Much of the pollution and degradation of our streams and river comes from what happens on the surrounding lands.  Landscaping and gardening practices can either harm or help water quality.  Once we understand the impact of our land practices, we can adopt practices in our own backyards that promote clean water and healthy habitats.  The “Resources” section of the website provides details on the practices below.

  • Reduce the Use of Pesticides, Insecticides, and Fertilizers.  Chemicals contained in pesticides and insecticides pose risks to human, bird, and animal health.  Nitrogen and phosphorus from fertilizers that flows off yards cause eutrophication or algae blooms, which in turn reduce the level of dissolved oxygen needed for aquatic organisms.  Removing vegetation even when replaced by lawns increases polluted stormwater runoff and can lead to lost wetlands and riparian buffers and cause erosion and sedimentation.
    • Plant pest-resistant, native species.
    • Rotate garden crops to reduce infestation.
    • Use mulch and time plantings to avoid peak infestation periods.
    • Hand pull weeds.
    • Use biological, mechanical or botanical controls as needed for particular pest problems.
  • Keep rainwater where it falls by planting a rain garden and using rain barrels
    • Rain barrels irrigate gardens while capturing pollutants that wash off roofs.
    • Use mulch instead of impervious plastic coverings to increases absorption in bare areas.
    • Plant terraced or sloped rain gardens to directly capture roof runoff.
    • Plant vegetated swales capture and treat stormwater along curbs and roads.
    • Green roofs have numerous benefits for homeowners and the environment.symphony_village_rain_garden
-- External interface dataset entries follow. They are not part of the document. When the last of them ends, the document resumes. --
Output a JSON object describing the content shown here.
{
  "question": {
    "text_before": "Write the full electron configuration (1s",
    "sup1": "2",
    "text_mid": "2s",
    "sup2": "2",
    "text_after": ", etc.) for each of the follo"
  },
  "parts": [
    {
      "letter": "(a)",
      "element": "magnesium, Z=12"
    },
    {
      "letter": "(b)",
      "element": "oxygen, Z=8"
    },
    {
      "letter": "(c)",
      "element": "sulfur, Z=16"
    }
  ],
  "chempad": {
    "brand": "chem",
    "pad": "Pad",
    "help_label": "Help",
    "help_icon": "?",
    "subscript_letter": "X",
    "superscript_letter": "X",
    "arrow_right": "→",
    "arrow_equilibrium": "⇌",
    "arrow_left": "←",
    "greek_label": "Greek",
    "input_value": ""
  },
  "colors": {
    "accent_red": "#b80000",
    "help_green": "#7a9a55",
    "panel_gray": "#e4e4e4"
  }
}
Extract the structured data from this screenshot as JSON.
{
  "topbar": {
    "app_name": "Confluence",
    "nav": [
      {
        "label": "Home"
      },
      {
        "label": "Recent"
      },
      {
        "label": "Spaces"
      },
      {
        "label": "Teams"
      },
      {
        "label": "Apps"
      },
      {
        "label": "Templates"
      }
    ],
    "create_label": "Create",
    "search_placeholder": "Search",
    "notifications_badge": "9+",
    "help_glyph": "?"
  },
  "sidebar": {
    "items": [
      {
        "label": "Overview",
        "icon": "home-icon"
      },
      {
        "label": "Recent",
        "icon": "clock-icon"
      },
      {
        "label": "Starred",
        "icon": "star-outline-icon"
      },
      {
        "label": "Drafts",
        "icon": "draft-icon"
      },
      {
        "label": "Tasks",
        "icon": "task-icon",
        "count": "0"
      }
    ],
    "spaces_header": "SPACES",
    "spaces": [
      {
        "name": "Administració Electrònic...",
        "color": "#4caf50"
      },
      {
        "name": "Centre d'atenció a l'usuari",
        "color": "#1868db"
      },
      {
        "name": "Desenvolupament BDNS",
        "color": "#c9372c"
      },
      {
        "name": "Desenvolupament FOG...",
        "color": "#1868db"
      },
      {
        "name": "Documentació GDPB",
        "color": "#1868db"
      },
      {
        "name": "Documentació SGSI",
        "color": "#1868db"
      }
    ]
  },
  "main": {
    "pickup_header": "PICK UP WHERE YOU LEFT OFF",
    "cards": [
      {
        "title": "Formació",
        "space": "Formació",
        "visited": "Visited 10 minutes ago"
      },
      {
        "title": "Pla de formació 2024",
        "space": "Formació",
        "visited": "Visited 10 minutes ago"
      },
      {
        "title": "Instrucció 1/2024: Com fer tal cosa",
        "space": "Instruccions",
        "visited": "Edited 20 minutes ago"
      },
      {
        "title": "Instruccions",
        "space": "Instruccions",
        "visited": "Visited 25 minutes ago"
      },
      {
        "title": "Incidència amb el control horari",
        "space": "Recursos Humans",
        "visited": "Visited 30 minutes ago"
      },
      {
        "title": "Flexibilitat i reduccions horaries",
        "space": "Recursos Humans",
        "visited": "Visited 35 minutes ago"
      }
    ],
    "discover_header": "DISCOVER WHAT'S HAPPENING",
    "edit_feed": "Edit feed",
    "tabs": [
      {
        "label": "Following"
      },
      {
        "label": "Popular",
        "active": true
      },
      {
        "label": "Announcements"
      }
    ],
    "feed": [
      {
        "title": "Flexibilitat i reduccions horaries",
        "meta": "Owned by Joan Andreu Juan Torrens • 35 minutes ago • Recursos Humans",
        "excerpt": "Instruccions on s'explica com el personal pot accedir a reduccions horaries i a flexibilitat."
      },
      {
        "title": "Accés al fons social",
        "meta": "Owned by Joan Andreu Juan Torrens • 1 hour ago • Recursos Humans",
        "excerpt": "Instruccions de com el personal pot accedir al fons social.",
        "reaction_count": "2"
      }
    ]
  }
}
  • Maintain vegetated buffers
    • Establish “no mow” buffer zones around wetlands and bodies of water.
    • Minimize lawn/turf areas and use native, low-maintenance plantings.
    • Cut lawns no shorter than 3” to establish deep roots.
    • Plant cover crops.  For more information, call the Queen Anne’s Soil Conservation District at 410-758-3136, ext. 3